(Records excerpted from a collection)

--------------------

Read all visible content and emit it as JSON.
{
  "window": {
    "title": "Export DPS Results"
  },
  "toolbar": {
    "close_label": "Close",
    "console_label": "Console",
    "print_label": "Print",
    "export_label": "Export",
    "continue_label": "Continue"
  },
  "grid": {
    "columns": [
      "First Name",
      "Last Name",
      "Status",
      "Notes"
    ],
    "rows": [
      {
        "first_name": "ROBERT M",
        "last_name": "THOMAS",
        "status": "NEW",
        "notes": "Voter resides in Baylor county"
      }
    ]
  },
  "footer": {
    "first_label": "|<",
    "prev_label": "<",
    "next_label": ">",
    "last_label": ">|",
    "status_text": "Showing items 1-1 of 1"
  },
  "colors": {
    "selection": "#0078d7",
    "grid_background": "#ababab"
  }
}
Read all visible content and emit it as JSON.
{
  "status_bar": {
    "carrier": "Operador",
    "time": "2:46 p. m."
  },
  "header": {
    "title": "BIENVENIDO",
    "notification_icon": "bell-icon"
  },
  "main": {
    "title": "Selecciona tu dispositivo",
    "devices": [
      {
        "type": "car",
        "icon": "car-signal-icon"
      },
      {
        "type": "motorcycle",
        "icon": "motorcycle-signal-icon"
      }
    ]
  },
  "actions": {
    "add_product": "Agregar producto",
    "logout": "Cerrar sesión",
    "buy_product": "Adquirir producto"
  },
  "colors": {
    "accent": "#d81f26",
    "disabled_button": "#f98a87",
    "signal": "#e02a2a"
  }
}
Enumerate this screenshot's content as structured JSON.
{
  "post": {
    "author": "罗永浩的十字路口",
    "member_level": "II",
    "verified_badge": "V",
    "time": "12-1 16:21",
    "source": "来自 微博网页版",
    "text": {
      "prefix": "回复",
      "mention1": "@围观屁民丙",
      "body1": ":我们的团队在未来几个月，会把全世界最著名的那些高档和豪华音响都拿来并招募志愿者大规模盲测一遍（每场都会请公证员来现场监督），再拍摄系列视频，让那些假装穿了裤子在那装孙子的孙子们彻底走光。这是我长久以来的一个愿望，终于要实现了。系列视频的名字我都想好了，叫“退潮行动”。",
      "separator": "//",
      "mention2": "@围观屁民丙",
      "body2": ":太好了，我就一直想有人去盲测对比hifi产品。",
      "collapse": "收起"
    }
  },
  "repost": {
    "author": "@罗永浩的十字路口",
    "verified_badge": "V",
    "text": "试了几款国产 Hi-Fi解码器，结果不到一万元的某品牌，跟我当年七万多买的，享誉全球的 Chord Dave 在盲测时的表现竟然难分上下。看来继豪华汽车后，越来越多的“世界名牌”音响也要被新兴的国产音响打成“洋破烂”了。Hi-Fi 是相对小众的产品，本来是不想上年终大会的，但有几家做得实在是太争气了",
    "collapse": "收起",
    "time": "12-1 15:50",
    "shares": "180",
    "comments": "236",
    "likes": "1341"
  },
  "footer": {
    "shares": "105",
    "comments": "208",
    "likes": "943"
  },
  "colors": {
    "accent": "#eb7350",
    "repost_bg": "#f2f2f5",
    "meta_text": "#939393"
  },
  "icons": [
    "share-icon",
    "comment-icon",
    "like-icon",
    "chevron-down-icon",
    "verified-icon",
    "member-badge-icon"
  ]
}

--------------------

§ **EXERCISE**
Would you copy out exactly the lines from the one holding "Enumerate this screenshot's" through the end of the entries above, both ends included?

§ **ANSWER SPACE**
Enumerate this screenshot's content as structured JSON.
{
  "post": {
    "author": "罗永浩的十字路口",
    "member_level": "II",
    "verified_badge": "V",
    "time": "12-1 16:21",
    "source": "来自 微博网页版",
    "text": {
      "prefix": "回复",
      "mention1": "@围观屁民丙",
      "body1": ":我们的团队在未来几个月，会把全世界最著名的那些高档和豪华音响都拿来并招募志愿者大规模盲测一遍（每场都会请公证员来现场监督），再拍摄系列视频，让那些假装穿了裤子在那装孙子的孙子们彻底走光。这是我长久以来的一个愿望，终于要实现了。系列视频的名字我都想好了，叫“退潮行动”。",
      "separator": "//",
      "mention2": "@围观屁民丙",
      "body2": ":太好了，我就一直想有人去盲测对比hifi产品。",
      "collapse": "收起"
    }
  },
  "repost": {
    "author": "@罗永浩的十字路口",
    "verified_badge": "V",
    "text": "试了几款国产 Hi-Fi解码器，结果不到一万元的某品牌，跟我当年七万多买的，享誉全球的 Chord Dave 在盲测时的表现竟然难分上下。看来继豪华汽车后，越来越多的“世界名牌”音响也要被新兴的国产音响打成“洋破烂”了。Hi-Fi 是相对小众的产品，本来是不想上年终大会的，但有几家做得实在是太争气了",
    "collapse": "收起",
    "time": "12-1 15:50",
    "shares": "180",
    "comments": "236",
    "likes": "1341"
  },
  "footer": {
    "shares": "105",
    "comments": "208",
    "likes": "943"
  },
  "colors": {
    "accent": "#eb7350",
    "repost_bg": "#f2f2f5",
    "meta_text": "#939393"
  },
  "icons": [
    "share-icon",
    "comment-icon",
    "like-icon",
    "chevron-down-icon",
    "verified-icon",
    "member-badge-icon"
  ]
}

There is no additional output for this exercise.